Records to process>

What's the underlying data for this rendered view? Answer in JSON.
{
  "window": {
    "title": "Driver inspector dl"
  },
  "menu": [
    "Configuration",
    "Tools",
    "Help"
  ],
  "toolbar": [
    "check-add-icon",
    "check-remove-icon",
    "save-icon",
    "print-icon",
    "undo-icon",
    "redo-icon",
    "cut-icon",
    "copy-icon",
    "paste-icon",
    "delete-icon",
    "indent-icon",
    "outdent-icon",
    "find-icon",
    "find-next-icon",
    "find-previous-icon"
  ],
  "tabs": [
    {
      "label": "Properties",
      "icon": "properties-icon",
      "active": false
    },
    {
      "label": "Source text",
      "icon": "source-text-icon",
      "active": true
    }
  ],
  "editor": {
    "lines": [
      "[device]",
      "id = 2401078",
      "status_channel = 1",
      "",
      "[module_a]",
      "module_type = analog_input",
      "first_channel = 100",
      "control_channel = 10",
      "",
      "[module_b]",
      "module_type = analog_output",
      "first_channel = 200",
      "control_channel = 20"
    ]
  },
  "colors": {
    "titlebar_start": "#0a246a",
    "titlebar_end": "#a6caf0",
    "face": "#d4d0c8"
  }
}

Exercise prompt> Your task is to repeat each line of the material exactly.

Problem solution>
What's the underlying data for this rendered view? Answer in JSON.
{
  "window": {
    "title": "Driver inspector dl"
  },
  "menu": [
    "Configuration",
    "Tools",
    "Help"
  ],
  "toolbar": [
    "check-add-icon",
    "check-remove-icon",
    "save-icon",
    "print-icon",
    "undo-icon",
    "redo-icon",
    "cut-icon",
    "copy-icon",
    "paste-icon",
    "delete-icon",
    "indent-icon",
    "outdent-icon",
    "find-icon",
    "find-next-icon",
    "find-previous-icon"
  ],
  "tabs": [
    {
      "label": "Properties",
      "icon": "properties-icon",
      "active": false
    },
    {
      "label": "Source text",
      "icon": "source-text-icon",
      "active": true
    }
  ],
  "editor": {
    "lines": [
      "[device]",
      "id = 2401078",
      "status_channel = 1",
      "",
      "[module_a]",
      "module_type = analog_input",
      "first_channel = 100",
      "control_channel = 10",
      "",
      "[module_b]",
      "module_type = analog_output",
      "first_channel = 200",
      "control_channel = 20"
    ]
  },
  "colors": {
    "titlebar_start": "#0a246a",
    "titlebar_end": "#a6caf0",
    "face": "#d4d0c8"
  }
}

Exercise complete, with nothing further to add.